AstraZeneca’s requirement was for the provision of 20,000 square metres of “state-of-the-art” multi-disciplinary laboratories housing 260 scientists undertaking cancer research, together with a glazed circulation “street” to link with the existing facilities, promote interaction and provide a focus for the research community.
The building is the latest stage of a phased £240 million site re-development masterplanned by Swedish architect Gert Wingardh. Occupying a prominent position in what was previously a car park, the building had to comply with strict Local Authority restrictions of both developable area and building height, to protect the Cheshire parkland setting and its rural prospect. This in turn reduced floor to floor heights which impacted severely on the engineering services.
The building is organised as two five-storey laboratory blocks linking onto a roof glazed street in a classic “spine and rib” configuration, with a new, main entrance and reception between the two blocks.
The new glazed street incorporates a basement services spine and the roof is structurally separated from and integrated with an existing office block which is parallel to the street. The street and the refurbished offices are a single fire compartment while the new laboratories are separate fire compartments to allow the street to be as open as possible and allow the provision of a variety of meeting rooms and other interaction areas within it.
The street itself has the same stone floor finish as that used externally for elevations and the plaza to provide a timeless, quality benchmark. The upper level circulation galleries are in a matching colour and tone of terrazzo.
The laboratory blocks and their roof-top plant rooms are presented as a stone-faced monolith whilst glazing and louvres are organised as a curtain wall plane set in front of the stone box. The solidity of the stone is emphasised by the corner slot windows set back from the stone face.

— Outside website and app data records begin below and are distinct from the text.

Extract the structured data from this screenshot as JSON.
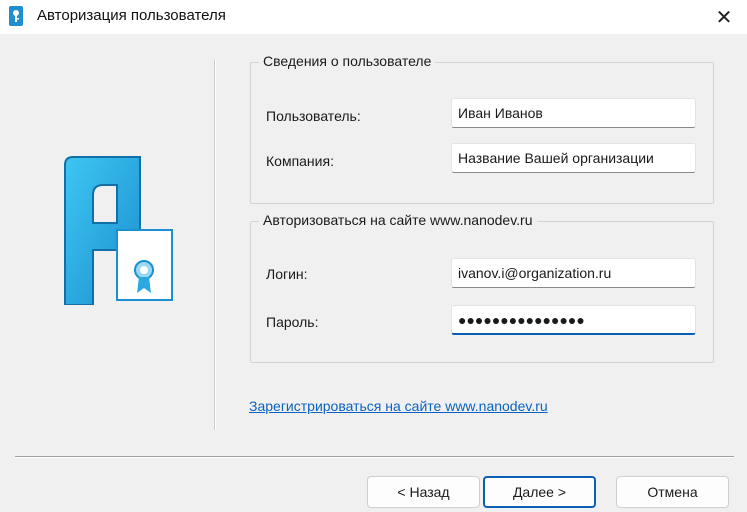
{
  "window": {
    "title": "Авторизация пользователя",
    "close_glyph": "✕"
  },
  "user_info": {
    "legend": "Сведения о пользователе",
    "user_label": "Пользователь:",
    "user_value": "Иван Иванов",
    "company_label": "Компания:",
    "company_value": "Название Вашей организации"
  },
  "site_auth": {
    "legend": "Авторизоваться на сайте www.nanodev.ru",
    "login_label": "Логин:",
    "login_value": "ivanov.i@organization.ru",
    "password_label": "Пароль:",
    "password_value": "●●●●●●●●●●●●●●●"
  },
  "register_link": "Зарегистрироваться на сайте www.nanodev.ru",
  "buttons": {
    "back": "< Назад",
    "next": "Далее >",
    "cancel": "Отмена"
  },
  "icons": {
    "app": "app-key-icon",
    "logo": "nanocad-certificate-logo",
    "close": "close-icon"
  },
  "colors": {
    "accent": "#0a5fb4",
    "link": "#0b62c0",
    "logo_blue": "#2aa8e0"
  }
}
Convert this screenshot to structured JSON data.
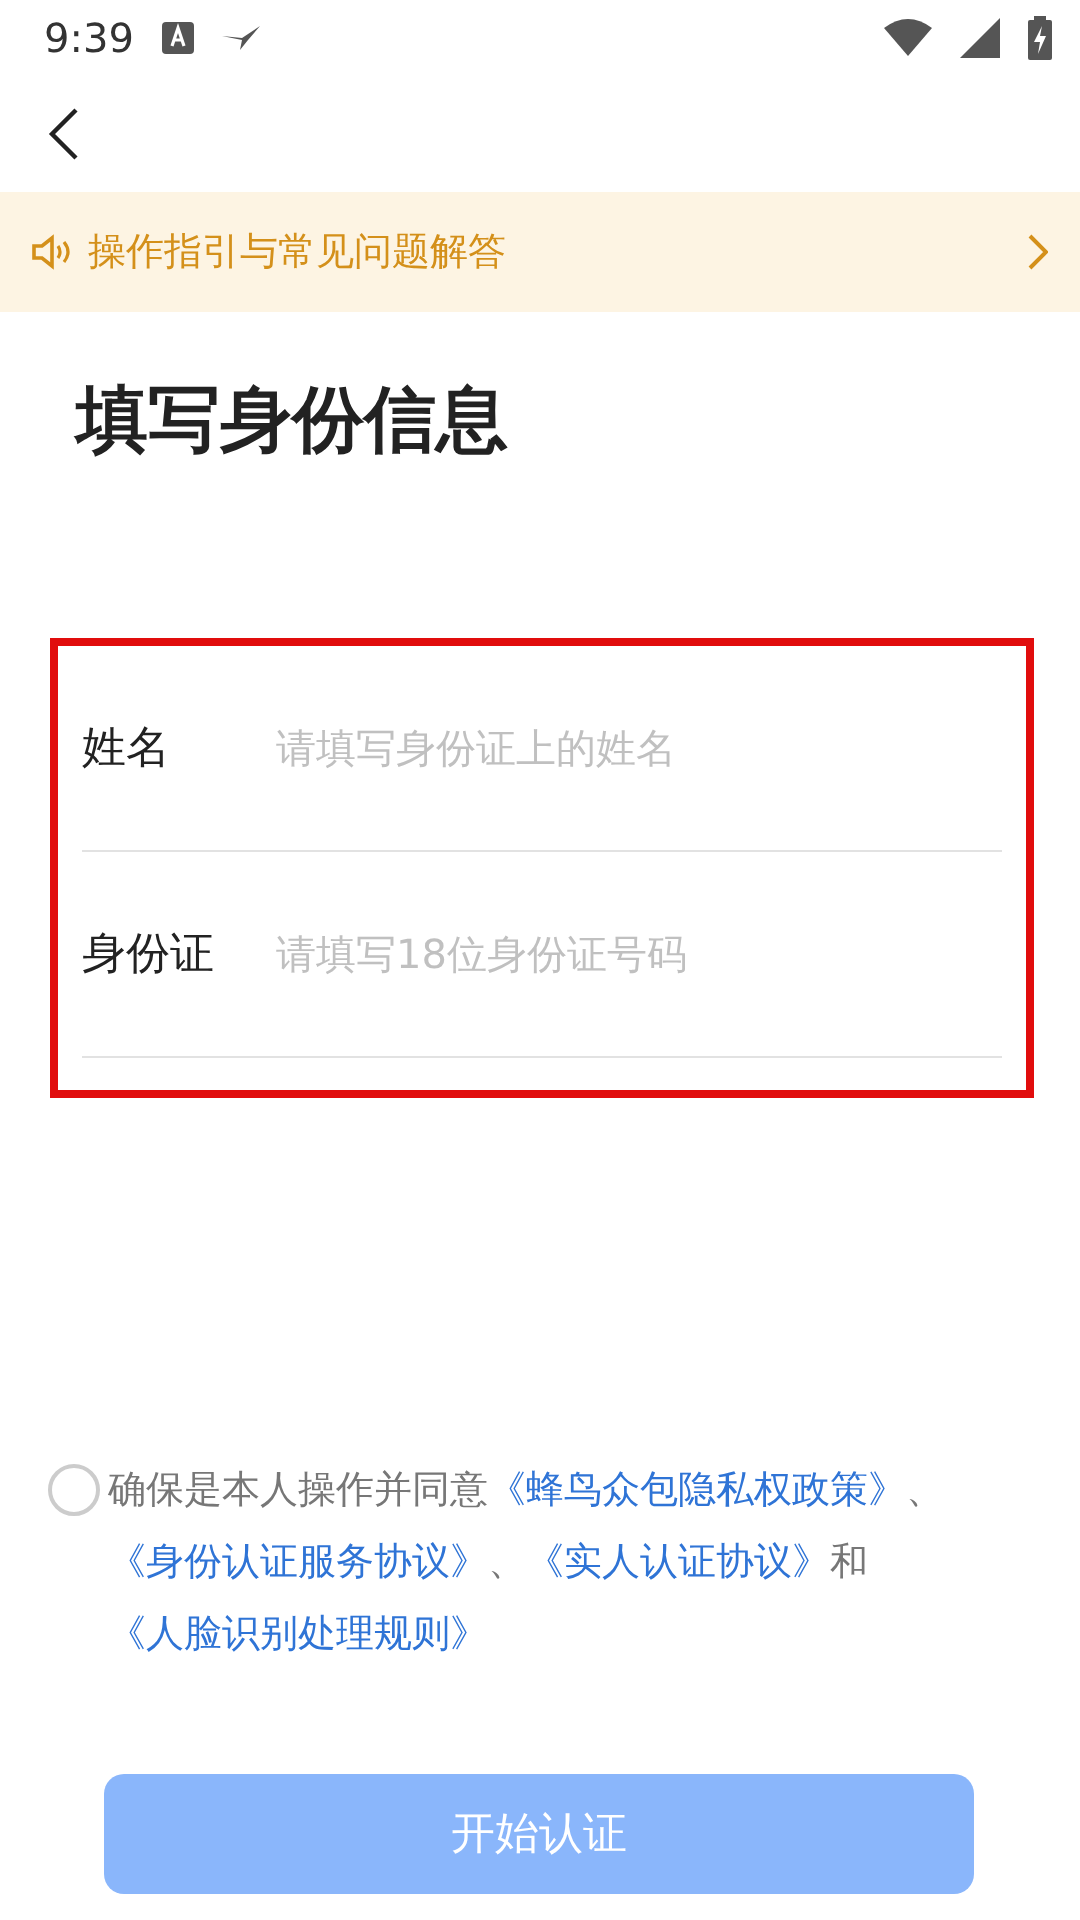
{
  "status_bar": {
    "time": "9:39"
  },
  "notice": {
    "text": "操作指引与常见问题解答"
  },
  "title": "填写身份信息",
  "annotations": {
    "highlight_frame": true
  },
  "fields": [
    {
      "label": "姓名",
      "placeholder": "请填写身份证上的姓名"
    },
    {
      "label": "身份证",
      "placeholder": "请填写18位身份证号码"
    }
  ],
  "agreement": {
    "checked": false,
    "segments": [
      {
        "kind": "text",
        "text": "确保是本人操作并同意"
      },
      {
        "kind": "link",
        "text": "《蜂鸟众包隐私权政策》"
      },
      {
        "kind": "text",
        "text": "、"
      },
      {
        "kind": "link",
        "text": "《身份认证服务协议》"
      },
      {
        "kind": "text",
        "text": "、"
      },
      {
        "kind": "link",
        "text": "《实人认证协议》"
      },
      {
        "kind": "text",
        "text": "和"
      },
      {
        "kind": "link",
        "text": "《人脸识别处理规则》"
      }
    ]
  },
  "submit": {
    "label": "开始认证",
    "disabled": true
  }
}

The laboratory wings locate chemistry laboratories on the top floor which have a studio like atmosphere due to the (unusual) absence of suspended ceilings. Adjacent write-up areas are separated from the laboratories by a floor to ceiling glass wall to minimise the visual disruption of the space. The fume cupboards have been specially developed for a high degree of flexibility in use by easily reconfigured internal dividers and whose work surfaces are adjustable for height for ideal ergonomics.
The building was designed and constructed via a true alliancing system. The architects for the overall scheme was Amec design and Stephenson-Bell were responsible for the entrance and linking spine components.